**Task directions**.
Set down every entry again word for word, please, but skip the pictures.

** Excerpted data follows **

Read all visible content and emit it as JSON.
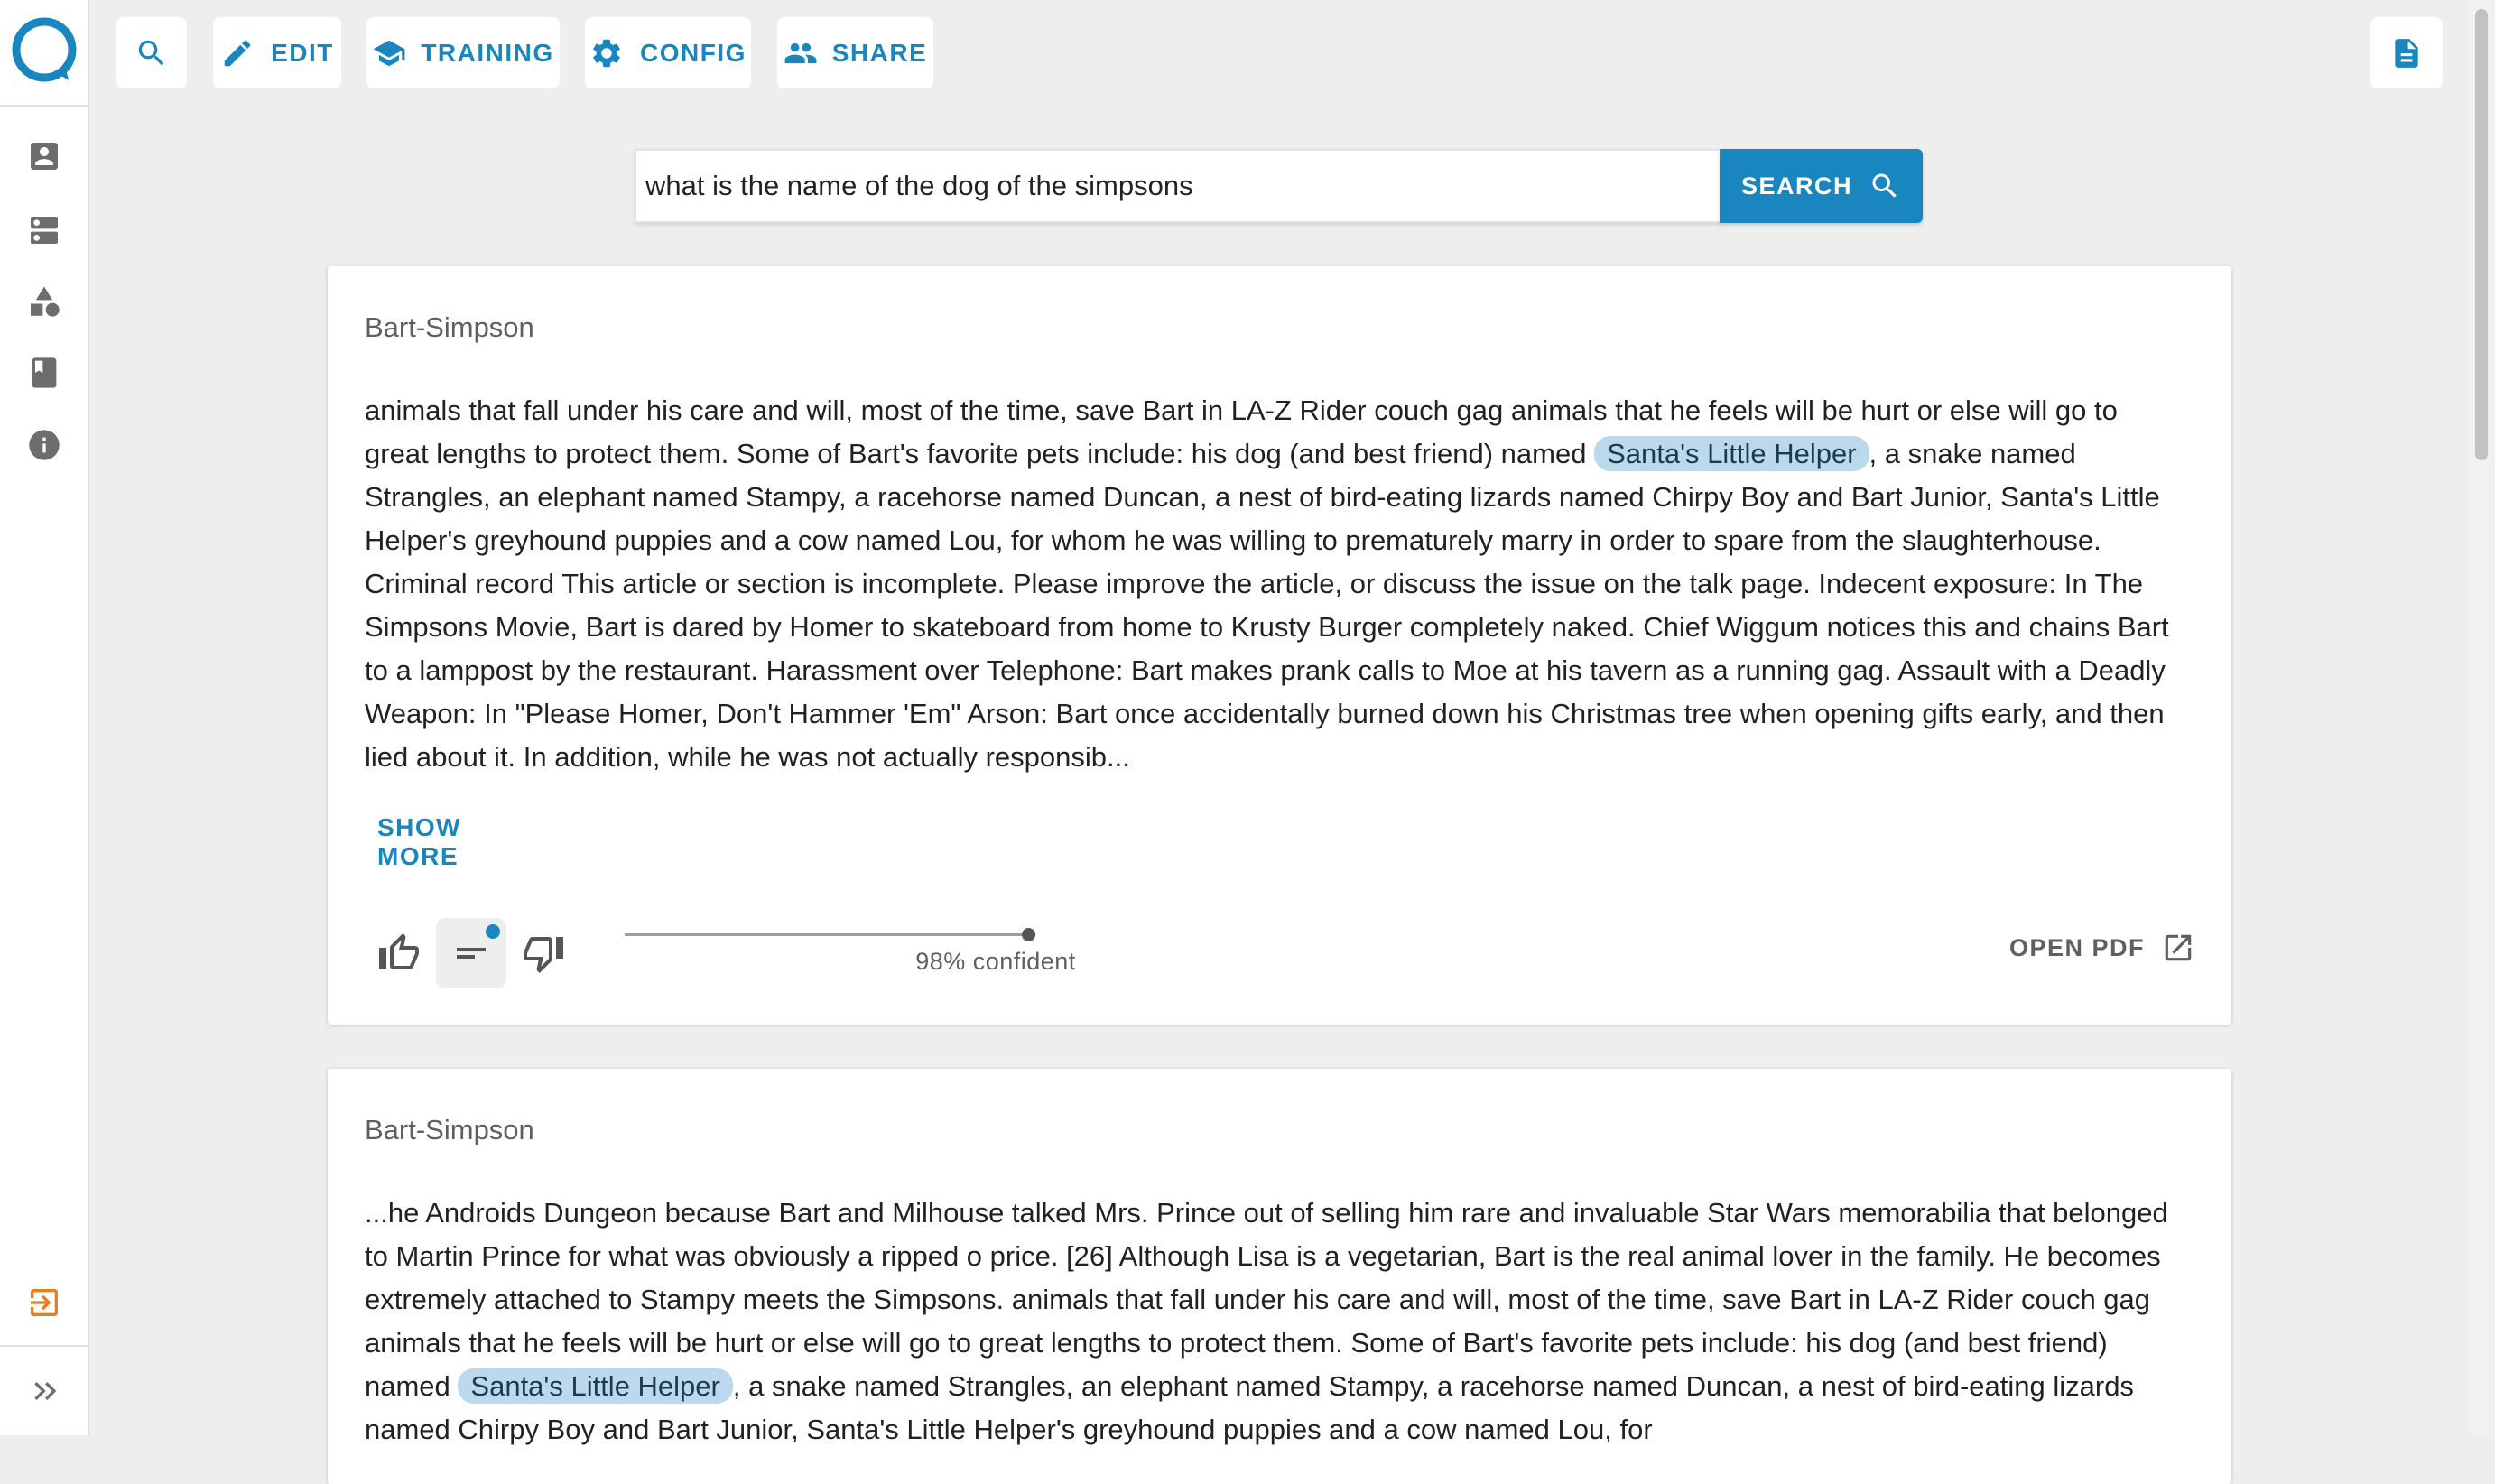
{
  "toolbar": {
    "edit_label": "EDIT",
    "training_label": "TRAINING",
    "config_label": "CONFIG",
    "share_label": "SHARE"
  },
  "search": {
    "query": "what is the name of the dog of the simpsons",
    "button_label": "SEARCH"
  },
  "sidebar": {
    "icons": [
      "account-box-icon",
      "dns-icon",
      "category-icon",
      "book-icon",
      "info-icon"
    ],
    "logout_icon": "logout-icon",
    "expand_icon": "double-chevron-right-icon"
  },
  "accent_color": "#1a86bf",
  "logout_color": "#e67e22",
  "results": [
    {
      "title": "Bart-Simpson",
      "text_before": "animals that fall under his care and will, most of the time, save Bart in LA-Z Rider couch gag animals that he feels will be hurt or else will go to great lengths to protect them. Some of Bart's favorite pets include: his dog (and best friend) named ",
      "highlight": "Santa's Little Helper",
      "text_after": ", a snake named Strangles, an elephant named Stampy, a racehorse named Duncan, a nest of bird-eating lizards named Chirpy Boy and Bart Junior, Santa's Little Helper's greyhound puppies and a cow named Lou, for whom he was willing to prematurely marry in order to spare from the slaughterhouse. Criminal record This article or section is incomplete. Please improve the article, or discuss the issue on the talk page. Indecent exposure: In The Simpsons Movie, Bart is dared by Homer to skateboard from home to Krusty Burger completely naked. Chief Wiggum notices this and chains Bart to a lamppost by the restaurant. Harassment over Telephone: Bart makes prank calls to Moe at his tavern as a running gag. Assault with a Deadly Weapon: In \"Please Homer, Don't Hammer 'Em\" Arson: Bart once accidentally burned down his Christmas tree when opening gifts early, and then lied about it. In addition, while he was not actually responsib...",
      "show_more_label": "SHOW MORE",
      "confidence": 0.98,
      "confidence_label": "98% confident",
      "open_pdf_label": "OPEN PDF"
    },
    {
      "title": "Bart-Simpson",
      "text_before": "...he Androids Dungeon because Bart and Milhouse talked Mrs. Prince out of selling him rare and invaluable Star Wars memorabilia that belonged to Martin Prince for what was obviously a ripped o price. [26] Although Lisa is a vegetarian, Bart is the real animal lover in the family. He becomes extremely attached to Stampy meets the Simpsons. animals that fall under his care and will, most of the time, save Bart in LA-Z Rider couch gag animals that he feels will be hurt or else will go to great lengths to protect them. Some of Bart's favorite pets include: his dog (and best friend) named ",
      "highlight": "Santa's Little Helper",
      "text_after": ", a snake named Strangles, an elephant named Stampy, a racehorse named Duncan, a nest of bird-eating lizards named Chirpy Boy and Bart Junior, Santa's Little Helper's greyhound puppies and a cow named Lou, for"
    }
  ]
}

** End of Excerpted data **

**Response to this task**.
Read all visible content and emit it as JSON.
{
  "toolbar": {
    "edit_label": "EDIT",
    "training_label": "TRAINING",
    "config_label": "CONFIG",
    "share_label": "SHARE"
  },
  "search": {
    "query": "what is the name of the dog of the simpsons",
    "button_label": "SEARCH"
  },
  "sidebar": {
    "icons": [
      "account-box-icon",
      "dns-icon",
      "category-icon",
      "book-icon",
      "info-icon"
    ],
    "logout_icon": "logout-icon",
    "expand_icon": "double-chevron-right-icon"
  },
  "accent_color": "#1a86bf",
  "logout_color": "#e67e22",
  "results": [
    {
      "title": "Bart-Simpson",
      "text_before": "animals that fall under his care and will, most of the time, save Bart in LA-Z Rider couch gag animals that he feels will be hurt or else will go to great lengths to protect them. Some of Bart's favorite pets include: his dog (and best friend) named ",
      "highlight": "Santa's Little Helper",
      "text_after": ", a snake named Strangles, an elephant named Stampy, a racehorse named Duncan, a nest of bird-eating lizards named Chirpy Boy and Bart Junior, Santa's Little Helper's greyhound puppies and a cow named Lou, for whom he was willing to prematurely marry in order to spare from the slaughterhouse. Criminal record This article or section is incomplete. Please improve the article, or discuss the issue on the talk page. Indecent exposure: In The Simpsons Movie, Bart is dared by Homer to skateboard from home to Krusty Burger completely naked. Chief Wiggum notices this and chains Bart to a lamppost by the restaurant. Harassment over Telephone: Bart makes prank calls to Moe at his tavern as a running gag. Assault with a Deadly Weapon: In \"Please Homer, Don't Hammer 'Em\" Arson: Bart once accidentally burned down his Christmas tree when opening gifts early, and then lied about it. In addition, while he was not actually responsib...",
      "show_more_label": "SHOW MORE",
      "confidence": 0.98,
      "confidence_label": "98% confident",
      "open_pdf_label": "OPEN PDF"
    },
    {
      "title": "Bart-Simpson",
      "text_before": "...he Androids Dungeon because Bart and Milhouse talked Mrs. Prince out of selling him rare and invaluable Star Wars memorabilia that belonged to Martin Prince for what was obviously a ripped o price. [26] Although Lisa is a vegetarian, Bart is the real animal lover in the family. He becomes extremely attached to Stampy meets the Simpsons. animals that fall under his care and will, most of the time, save Bart in LA-Z Rider couch gag animals that he feels will be hurt or else will go to great lengths to protect them. Some of Bart's favorite pets include: his dog (and best friend) named ",
      "highlight": "Santa's Little Helper",
      "text_after": ", a snake named Strangles, an elephant named Stampy, a racehorse named Duncan, a nest of bird-eating lizards named Chirpy Boy and Bart Junior, Santa's Little Helper's greyhound puppies and a cow named Lou, for"
    }
  ]
}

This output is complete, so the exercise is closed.